A note from Kelly King: I’ll confess I’m not very good at letting others know my pain. I don’t mean physical pain; I mean the pain that comes from regrets, unfulfilled expectations, and the disappointment I often feel because of other people’s decisions. I would much rather “escape” than “engage” as Kaye points out today. Slowly, but with small steps, I’m learning that before I can lead others, I must navigate and name my own hurt.
Chicagoland has been my home now for 15 years. Let me rephrase that: it’s been my home now for 15 winters. I’d like to say I’ve learned to embrace low temperatures, gusting winds, and gray days, but I have not. Like many others, I have Seasonal Affect Disorder or “the winter blues.” So when my daughter says, “It’s 75 in Maui; let’s go!” everything in me wants to say, “Let’s do it!” Why? I want to escape. I want to escape what is uncomfortable for me about winter, and I want to avoid the pain and suffering of it. I’m not too hard on myself for feeling that way. After all, we are hard-wired with eternity in us—hard-wired for pain-free and happily ever after. Don’t be too hard on yourself either.
The truth is we have become escape artists. The hurting women in our lives (ourselves included) have become masters at blaming, hiding, and escaping pain. Sadly, the things we do to escape and avoid hurting often leads to more pain, more suffering, and more hurt.
So, what can we do to help? How can we help others and ourselves move from destructive patterns of escaping hurt to helpful patterns of engaging hurt?
Here are three ways to help:
1. Name it. It may seem like an obvious first step, but sometimes the obvious eludes us. Take the time to listen to another person’s story. Ask her questions. Help her uncover the hurt and pain beneath the “cover story.” Help her to name her pain. A doctor can’t prescribe medication to an issue without first a diagnosis; similarly, we can’t prescribe healing for a wound without naming it first.

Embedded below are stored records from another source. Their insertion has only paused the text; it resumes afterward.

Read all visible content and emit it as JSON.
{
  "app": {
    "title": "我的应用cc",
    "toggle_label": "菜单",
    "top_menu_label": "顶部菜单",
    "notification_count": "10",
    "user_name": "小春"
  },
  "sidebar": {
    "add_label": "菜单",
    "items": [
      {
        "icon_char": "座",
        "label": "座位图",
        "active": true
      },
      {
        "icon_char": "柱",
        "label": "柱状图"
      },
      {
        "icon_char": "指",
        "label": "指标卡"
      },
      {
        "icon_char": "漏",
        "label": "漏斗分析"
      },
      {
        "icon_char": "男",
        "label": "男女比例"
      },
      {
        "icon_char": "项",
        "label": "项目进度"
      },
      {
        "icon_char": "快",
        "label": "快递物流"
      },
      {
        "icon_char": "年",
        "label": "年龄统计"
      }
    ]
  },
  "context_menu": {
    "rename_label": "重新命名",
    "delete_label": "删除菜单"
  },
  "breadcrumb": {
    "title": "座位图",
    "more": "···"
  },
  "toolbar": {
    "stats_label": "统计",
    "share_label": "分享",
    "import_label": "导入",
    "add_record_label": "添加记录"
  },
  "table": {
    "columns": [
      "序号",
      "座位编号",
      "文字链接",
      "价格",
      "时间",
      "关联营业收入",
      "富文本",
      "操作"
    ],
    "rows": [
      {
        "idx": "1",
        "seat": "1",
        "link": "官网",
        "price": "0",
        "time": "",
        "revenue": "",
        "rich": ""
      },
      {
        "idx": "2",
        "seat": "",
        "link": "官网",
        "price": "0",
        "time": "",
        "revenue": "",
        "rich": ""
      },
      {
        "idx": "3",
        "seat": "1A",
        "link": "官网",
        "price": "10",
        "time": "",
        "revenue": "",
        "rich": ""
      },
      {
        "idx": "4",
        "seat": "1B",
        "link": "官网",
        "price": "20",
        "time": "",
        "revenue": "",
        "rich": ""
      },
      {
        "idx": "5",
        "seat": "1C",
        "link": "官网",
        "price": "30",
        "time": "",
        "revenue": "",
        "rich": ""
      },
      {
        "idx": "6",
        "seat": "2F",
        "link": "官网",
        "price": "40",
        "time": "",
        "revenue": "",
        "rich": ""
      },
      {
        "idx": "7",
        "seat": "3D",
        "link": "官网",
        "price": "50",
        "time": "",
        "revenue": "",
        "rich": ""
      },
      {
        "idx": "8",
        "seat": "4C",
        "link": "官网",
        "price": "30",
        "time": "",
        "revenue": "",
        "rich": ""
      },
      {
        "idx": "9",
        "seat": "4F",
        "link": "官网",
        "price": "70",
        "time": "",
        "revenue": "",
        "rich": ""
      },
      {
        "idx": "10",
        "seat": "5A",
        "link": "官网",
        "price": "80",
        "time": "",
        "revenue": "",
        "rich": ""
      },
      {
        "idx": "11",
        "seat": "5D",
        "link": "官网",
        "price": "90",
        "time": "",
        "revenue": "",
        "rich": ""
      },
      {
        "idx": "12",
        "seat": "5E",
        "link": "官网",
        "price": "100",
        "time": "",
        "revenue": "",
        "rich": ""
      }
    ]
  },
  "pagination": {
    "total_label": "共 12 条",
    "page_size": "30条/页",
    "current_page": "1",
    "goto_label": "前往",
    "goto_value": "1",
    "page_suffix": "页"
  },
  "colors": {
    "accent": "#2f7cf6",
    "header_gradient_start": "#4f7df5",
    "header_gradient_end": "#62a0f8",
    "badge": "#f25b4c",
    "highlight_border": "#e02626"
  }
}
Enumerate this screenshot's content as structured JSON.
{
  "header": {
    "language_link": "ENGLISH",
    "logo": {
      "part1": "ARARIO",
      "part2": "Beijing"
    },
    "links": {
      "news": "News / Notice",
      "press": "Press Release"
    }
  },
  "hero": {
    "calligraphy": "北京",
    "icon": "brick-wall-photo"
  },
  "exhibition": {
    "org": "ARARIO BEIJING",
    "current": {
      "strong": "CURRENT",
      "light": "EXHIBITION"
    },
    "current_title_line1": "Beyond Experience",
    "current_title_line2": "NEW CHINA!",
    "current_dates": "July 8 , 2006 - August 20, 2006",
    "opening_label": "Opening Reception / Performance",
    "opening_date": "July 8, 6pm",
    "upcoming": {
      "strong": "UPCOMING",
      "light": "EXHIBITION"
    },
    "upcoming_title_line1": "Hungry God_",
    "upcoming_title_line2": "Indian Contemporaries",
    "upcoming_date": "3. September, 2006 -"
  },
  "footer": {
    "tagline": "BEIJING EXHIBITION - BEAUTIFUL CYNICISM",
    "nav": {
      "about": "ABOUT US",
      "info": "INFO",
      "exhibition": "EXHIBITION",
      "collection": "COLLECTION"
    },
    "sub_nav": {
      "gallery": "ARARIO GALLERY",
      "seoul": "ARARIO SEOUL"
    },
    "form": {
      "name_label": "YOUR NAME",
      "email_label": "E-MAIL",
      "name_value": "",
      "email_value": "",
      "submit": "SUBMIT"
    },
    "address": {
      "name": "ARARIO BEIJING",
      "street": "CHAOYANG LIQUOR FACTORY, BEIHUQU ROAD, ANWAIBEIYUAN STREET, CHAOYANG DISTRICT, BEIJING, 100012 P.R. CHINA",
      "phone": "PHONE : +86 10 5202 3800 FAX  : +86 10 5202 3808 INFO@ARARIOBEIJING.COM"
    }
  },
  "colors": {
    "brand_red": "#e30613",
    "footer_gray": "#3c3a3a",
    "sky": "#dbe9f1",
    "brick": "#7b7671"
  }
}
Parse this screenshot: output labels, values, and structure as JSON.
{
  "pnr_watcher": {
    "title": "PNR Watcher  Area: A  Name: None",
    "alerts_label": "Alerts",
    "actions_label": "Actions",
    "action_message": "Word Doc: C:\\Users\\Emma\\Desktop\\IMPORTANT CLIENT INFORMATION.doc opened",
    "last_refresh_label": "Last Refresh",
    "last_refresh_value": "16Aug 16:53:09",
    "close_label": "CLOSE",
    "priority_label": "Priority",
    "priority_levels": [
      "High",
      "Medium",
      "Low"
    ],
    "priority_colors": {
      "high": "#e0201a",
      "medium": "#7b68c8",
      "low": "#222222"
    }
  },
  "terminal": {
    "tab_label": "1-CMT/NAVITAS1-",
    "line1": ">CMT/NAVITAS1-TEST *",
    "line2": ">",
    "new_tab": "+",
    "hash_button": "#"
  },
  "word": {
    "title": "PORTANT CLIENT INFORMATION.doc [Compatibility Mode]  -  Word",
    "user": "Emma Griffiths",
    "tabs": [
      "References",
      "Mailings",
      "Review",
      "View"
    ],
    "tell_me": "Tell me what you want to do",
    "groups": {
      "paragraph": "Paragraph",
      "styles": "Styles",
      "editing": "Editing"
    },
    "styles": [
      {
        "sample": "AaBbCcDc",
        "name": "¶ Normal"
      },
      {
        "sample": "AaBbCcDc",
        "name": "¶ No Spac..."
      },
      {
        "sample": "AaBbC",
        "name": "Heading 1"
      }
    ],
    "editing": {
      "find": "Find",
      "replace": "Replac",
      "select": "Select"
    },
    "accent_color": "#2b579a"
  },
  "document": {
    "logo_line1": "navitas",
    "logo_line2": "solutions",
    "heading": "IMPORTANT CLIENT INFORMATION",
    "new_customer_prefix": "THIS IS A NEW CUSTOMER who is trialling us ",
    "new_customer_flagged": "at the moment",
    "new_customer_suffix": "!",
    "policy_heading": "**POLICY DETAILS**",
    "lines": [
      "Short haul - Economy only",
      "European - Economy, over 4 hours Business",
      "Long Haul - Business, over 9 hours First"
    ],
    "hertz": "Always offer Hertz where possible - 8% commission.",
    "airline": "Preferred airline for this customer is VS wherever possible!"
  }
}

2. Normalize it. Part of the fear of naming our wound, pain, or sin is the fear that we are the only ones struggling. The enemy loves for us to remain in isolation in our pain, and he uses shame and fear to keep us from saying it. We can help women by reminding them that their story matters to us and to God and that their pain is welcome with us.
3. Navigate it. This is by far the hardest part and where most of us, and the women we are helping, give up. It reminds me of the story in John 5:6 where Jesus says to the invalid, “Do you want to get well?” It’s not a silly question. In fact, it’s a great “navigate” question. I love the instruction Jesus gives the man in verse 8, “Get up! Pick up your mat and walk!” We see it throughout Scripture. Our deliverance quite often requires our participation. In order for us to participate in our own healing, we have to move from escaping our hurt to engaging our hurt, but we need help to navigate that road.
As I finish writing, it’s snowing, it’s gray, it’s cold, and it’s still 75 in Maui! Instead of making a plan to escape what is painful, I choose today to engage with it. One thing is certain, I am not able to navigate this on my own, and friend, neither are you. If you lead a team, remember that leaders go first. Invite your team into your own struggles and pain. Be transparent and authentic with your own journey. We don’t just minister to hurting women, we ARE hurting women. I know I am.
Kaye Hurta has a Masters Degree in counseling from Liberty University and is a crisis counselor for Women’s Events through LifeWay Christian Resources. Whether speaking, singing, or listening, Kaye’s passion is to help others find intimacy with Christ and soul transformation through the living pages of His Word. Kaye met and married her husband Chris in Austin, Texas in 1987. They have two daughters through the miracle of adoption, Madison and Cami. They live in the Chicago burbs where they are both on staff at Willow Creek Community Church. Kaye is also a contributing author for the LifeWay resource, Women Reaching Women in Crisis.